As I noted in my update to my Q&A with Ninth Circuit chief judge Alex Kozinski, a Republican appointee to the Ninth Circuit informed me last Friday that he or she had never heard of the clerk’s office supposed longstanding practice of assigning expedited cases to the available panel with the most senior presiding judge.
I doubt very much that this supposed practice—which purportedly helps to explain some of Judge Stephen Reinhardt’s seemingly amazing propensity to be selected to sit on ideologically charged cases—was in fact uniformly applied. I’m not in a position to conduct a thorough review of the clerk’s calendaring practices, but I have immediately run across an apparent anomaly—in the appeal of the anti-Prop 8 ruling, as it happens.
In August 2010, a motions panel ordered that the anti-Prop 8 appeal be expedited and “be calendared during the week of December 6, 2010, at [the courthouse] in San Francisco.” From the calendar for that week, we learn that the panel in San Francisco with the most senior presiding judge included Mary M. Schroeder, who joined the Ninth Circuit in 1979 (Reinhardt joined it in 1980) and did not leave active service until 2012. Why, then, did the anti-Prop 8 appeal not get assigned to her panel?
More generally, insofar as this supposed practice is meant to explain Reinhardt’s unusual case assignments, it ought also to have resulted in even more appealing case assignments for the active judges senior to Reinhardt—i.e., Kozinski, Harry Pregerson, and (until 2012) Schroeder. But the concerns that I’ve heard about unusual Ninth Circuit assignments focus specially on Reinhardt.

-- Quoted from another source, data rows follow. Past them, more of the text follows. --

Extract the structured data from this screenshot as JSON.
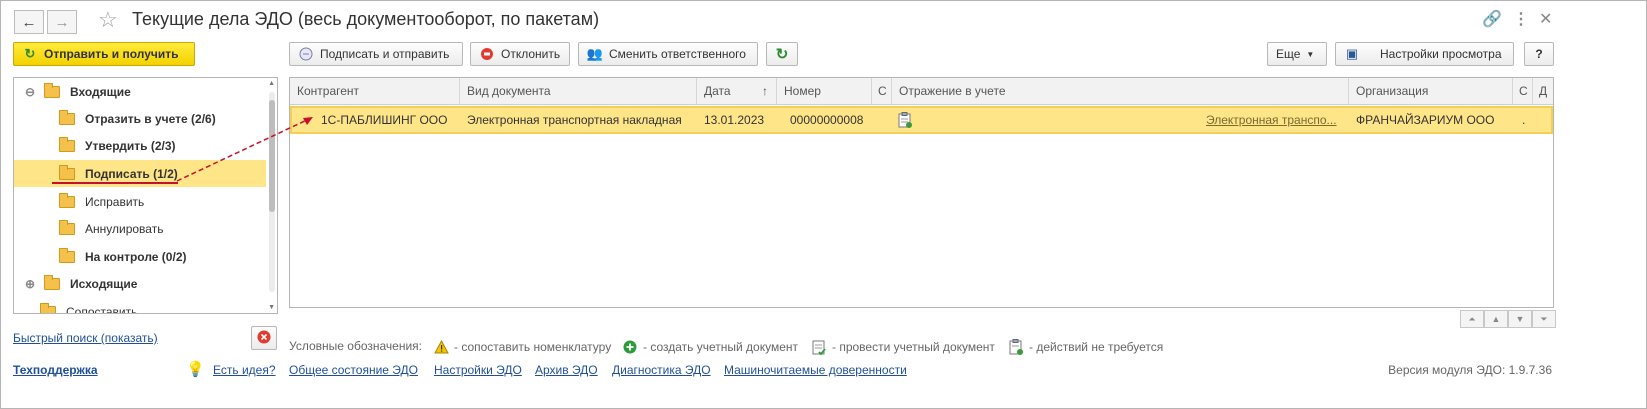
{
  "window": {
    "title": "Текущие дела ЭДО (весь документооборот, по пакетам)"
  },
  "toolbar_left": {
    "send_receive": "Отправить и получить"
  },
  "toolbar_main": {
    "sign_send": "Подписать и отправить",
    "reject": "Отклонить",
    "change_responsible": "Сменить ответственного",
    "more": "Еще",
    "view_settings": "Настройки просмотра",
    "help": "?"
  },
  "tree": {
    "items": [
      {
        "label": "Входящие",
        "bold": true
      },
      {
        "label": "Отразить в учете (2/6)",
        "bold": true
      },
      {
        "label": "Утвердить (2/3)",
        "bold": true
      },
      {
        "label": "Подписать (1/2)",
        "bold": true
      },
      {
        "label": "Исправить",
        "bold": false
      },
      {
        "label": "Аннулировать",
        "bold": false
      },
      {
        "label": "На контроле (0/2)",
        "bold": true
      },
      {
        "label": "Исходящие",
        "bold": true
      },
      {
        "label": "Сопоставить",
        "bold": false
      }
    ]
  },
  "grid": {
    "columns": [
      "Контрагент",
      "Вид документа",
      "Дата",
      "Номер",
      "С",
      "Отражение в учете",
      "Организация",
      "С",
      "Д"
    ],
    "rows": [
      {
        "counterparty": "1С-ПАБЛИШИНГ ООО",
        "doc_type": "Электронная транспортная накладная",
        "date": "13.01.2023",
        "number": "00000000008",
        "accounting_link": "Электронная транспо...",
        "organization": "ФРАНЧАЙЗАРИУМ ООО",
        "extra": "."
      }
    ]
  },
  "quick_search": "Быстрый поиск (показать)",
  "legend": {
    "title": "Условные обозначения:",
    "match": "- сопоставить номенклатуру",
    "create": "- создать учетный документ",
    "post": "- провести учетный документ",
    "none": "- действий не требуется"
  },
  "footer": {
    "support": "Техподдержка",
    "idea": "Есть идея?",
    "general_state": "Общее состояние ЭДО",
    "settings": "Настройки ЭДО",
    "archive": "Архив ЭДО",
    "diagnostics": "Диагностика ЭДО",
    "proxies": "Машиночитаемые доверенности",
    "version": "Версия модуля ЭДО: 1.9.7.36"
  },
  "colors": {
    "accent_yellow": "#fde588",
    "button_yellow": "#ffeb3b",
    "link_blue": "#1f4f9a",
    "annotation_red": "#c8102e"
  }
}
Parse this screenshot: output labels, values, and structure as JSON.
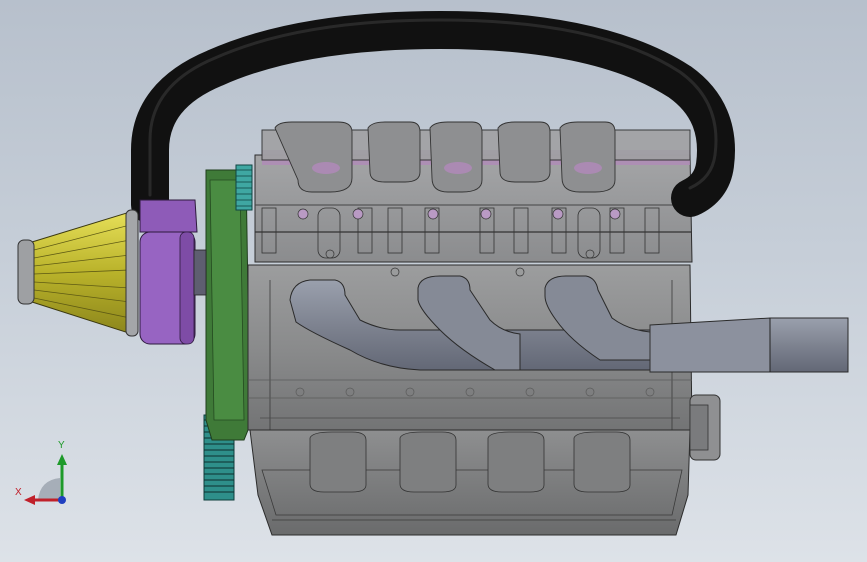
{
  "viewport": {
    "background_top": "#b7c0cc",
    "background_bottom": "#dde2e8"
  },
  "model": {
    "colors": {
      "hose": "#0d0d0d",
      "air_filter": "#d6cf3a",
      "intake_adapter": "#8e5bb8",
      "timing_cover": "#3f7f3a",
      "pulley": "#3fa7a2",
      "engine_block": "#8f9091",
      "exhaust_pipe": "#8a8f9c",
      "gasket_highlight": "#b08ab8"
    }
  },
  "triad": {
    "x_label": "X",
    "y_label": "Y",
    "x_color": "#c0202a",
    "y_color": "#1e9a2a",
    "z_color": "#1f3fc0",
    "icon": "coordinate-triad-icon"
  }
}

Also, while I’m grateful that Kozinski responded to my inquiries, his responses strongly suggest a real lack of interest on his part in judicial administration. As I discussed in this post, this Texas Law Review article from 2000, titled “Neutral Assignment of Judges at the Court of Appeals,” surveys assignment systems in the federal courts of appeals and concludes that “all systems permit a certain level of discretion and human intervention that, in the wrong circumstances, could be abused.” It finds specific faults with the Ninth Circuit’s case-assignment procedures. But here’s how my exchange with Kozinski went:
[EW:] What steps, if any, have you or your predecessors as chief judge taken to ensure that no individual in the clerk’s office has discretion to assign a known case to a known panel?
[AK:] We train and supervise our staff and trust them to follow instructions.
[EW:] (The law-review article that I refer to in this post might be of interest to you.)
As Kozinski himself has just noted (in an article about his incoming successor as chief judge), chief judges “don’t get picked because of [their] administrative skills.” In a well-functioning judicial bureaucracy with a well-designed case-assignment system, it might well be sensible merely “to train and supervise our staff and trust them to follow instructions.” But Kozinski’s head-in-the-sand approach leaves lots of room for concern that the Ninth Circuit’s case-assignment system may have been abused for ideological purposes.